by Maria Adaway
How running helped me re-build my body confidence...
When I was only five weeks old, as a tiny baby, I had bowel surgery to repair a dual rectum. I was left with a considerable scar to my stomach. The scar runs from my pubic bone to just above my belly button. It is an inch wide with the stitches each side across my stomach.
But the scar was only part of the problem. I had ongoing continence problems as I grew up and would often have accidents which really affected my self-esteem. I was an exceptionally timid child, hiding behind my mum’s skirt if people spoke to me and hating being the centre of attention.
Throughout my teens I did a lot of comfort eating and after leaving school I put on two stone. Not only did I have a huge scar running down my belly, but I felt overweight and unhappy.
But after having my children at the age of 30 I decided that I didn’t want to be one of the fat mums in the playground, so I started running. I was surprised that it came fairly naturally to me and I was good at it. It was a real turning point. My confidence started to increase and I found that I started to really enjoy it. So I entered the London Marathon. But there was a problem. Having a weak sphincter and running did not go well together.

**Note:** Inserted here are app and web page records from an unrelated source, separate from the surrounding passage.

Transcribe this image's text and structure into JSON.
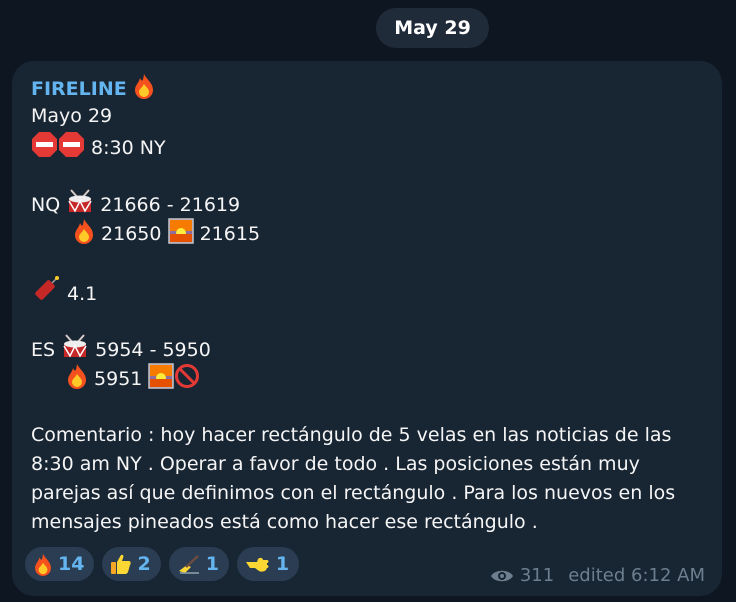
{
  "date_separator": "May 29",
  "message": {
    "author": "FIRELINE",
    "lines": {
      "date": "Mayo 29",
      "time": "8:30 NY",
      "nq_label": "NQ",
      "nq_range": "21666 - 21619",
      "nq_fire": "21650",
      "nq_sunrise": "21615",
      "dyn_value": "4.1",
      "es_label": "ES",
      "es_range": "5954 - 5950",
      "es_fire": "5951"
    },
    "comment": "Comentario : hoy hacer rectángulo  de 5 velas en las noticias de las 8:30 am NY . Operar a favor de todo . Las posiciones están muy parejas así que definimos con el rectángulo .  Para los nuevos en los mensajes pineados está como hacer ese rectángulo ."
  },
  "reactions": [
    {
      "icon": "fire-icon",
      "count": "14"
    },
    {
      "icon": "thumbs-up-icon",
      "count": "2"
    },
    {
      "icon": "writing-hand-icon",
      "count": "1"
    },
    {
      "icon": "pointing-hand-icon",
      "count": "1"
    }
  ],
  "meta": {
    "views": "311",
    "edited": "edited 6:12 AM"
  },
  "colors": {
    "background": "#0e1621",
    "bubble": "#182533",
    "author": "#64b5ef",
    "reaction_chip": "#2b3d52"
  }
}
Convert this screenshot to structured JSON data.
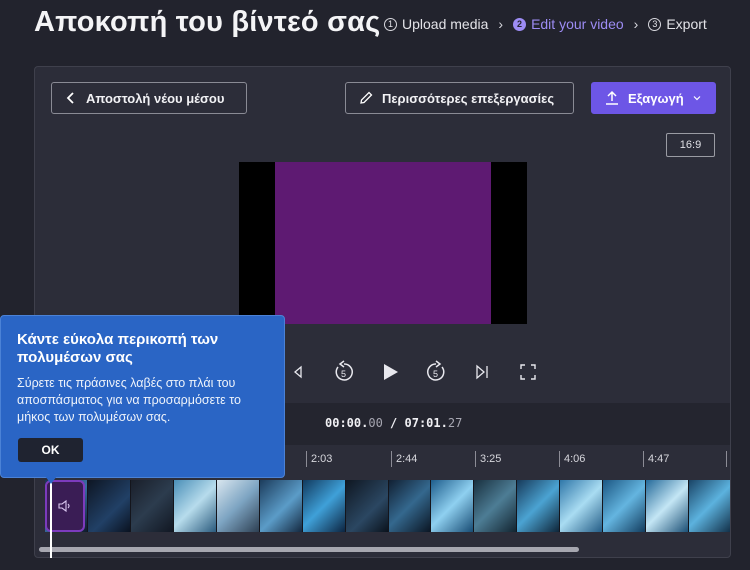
{
  "page": {
    "title": "Αποκοπή του βίντεό σας"
  },
  "steps": [
    {
      "num": "1",
      "label": "Upload media",
      "active": false
    },
    {
      "num": "2",
      "label": "Edit your video",
      "active": true
    },
    {
      "num": "3",
      "label": "Export",
      "active": false
    }
  ],
  "toolbar": {
    "back_label": "Αποστολή νέου μέσου",
    "edit_label": "Περισσότερες επεξεργασίες",
    "export_label": "Εξαγωγή"
  },
  "aspect_ratio": "16:9",
  "colors": {
    "accent": "#6d56e6",
    "tooltip": "#2a65c5",
    "video_fill": "#5e1a72"
  },
  "player": {
    "current_time_main": "00:00.",
    "current_time_frac": "00",
    "separator": " /",
    "total_time_main": " 07:01.",
    "total_time_frac": "27",
    "skip_seconds": "5"
  },
  "ruler_ticks": [
    "2:03",
    "2:44",
    "3:25",
    "4:06",
    "4:47"
  ],
  "tooltip": {
    "heading": "Κάντε εύκολα περικοπή των πολυμέσων σας",
    "body": "Σύρετε τις πράσινες λαβές στο πλάι του αποσπάσματος για να προσαρμόσετε το μήκος των πολυμέσων σας.",
    "ok_label": "OK"
  },
  "icons": [
    "chevron-left-icon",
    "pencil-icon",
    "upload-icon",
    "chevron-down-icon",
    "skip-to-start-icon",
    "rewind-5-icon",
    "play-icon",
    "forward-5-icon",
    "skip-to-end-icon",
    "fullscreen-icon",
    "speaker-icon"
  ]
}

The accidents got worse and worse. I would take a bum bag with tissue, wipes and spare knickers out on a run. I was taking so much Imodium that it stopped being effective. My running buddies would insist on waiting for me or giving me a lift home when I just wanted them to leave me to walk home alone. It was mortifying, humiliating and depressing.
But despite that I did manage to run the London Marathon in 1997. It took 10 Imodium and 2 codeine but I finished in a very respectable 4 hours 7 minutes. It was a fantastic feeling and I was incredibly proud. But the continence problem was still there and I knew I had to do something about it.
I eventually decided to have corrective surgery, but the first operation didn’t work out well. After six months I went for a second opinion and had another sphincter repair with a temporary ileostomy. My first experience of a stoma nurse was not the best. She showed me a few bags and asked which one I would like. All I could think was, ‘I don’t like any of them’.
After coming home from the operation I felt so unattractive. At first I would not take my children swimming and would sit on the side while my mum went in with them. I didn’t take them swimming for a year.
Then one of my friends took me on a spa day. This was a massive turning point because I went in the sauna, steam room and swimming pool and, to my amazement, the bag stayed attached. Suddenly I started to realise that maybe life with a bag wasn’t as restricted as I had thought.
My husband was always supportive and still found me attractive. He was never put off at all by my ileostomy. But no matter what he said or did I still felt so unattractive and I was put off by the crackling of the bag during intimate moments. I used to say "it sounds like I’ve got a carrier bag stuck to my stomach". But no matter how many times someone tells you you’re attractive, you have to feel it from within. You have to believe it yourself and build up your own body confidence.
After three years I decided to have a permanent colostomy and I’ve never looked back. I managed to get fit again after that last operation and now do long distance cycling events, running, triathlons, obstacle course races and all sorts of other sporty things!
I think the key is to find something you enjoy that makes you feel good. As I’ve become older I don’t worry so much about what other people think. I now feel the most confident I have ever felt. Running has had a huge part to play in helping me feel more confident in how my body looks and how it works. I am finally happy with my weight and my body. It’s not always been easy, but I truly believe what doesn’t kill you makes you stronger.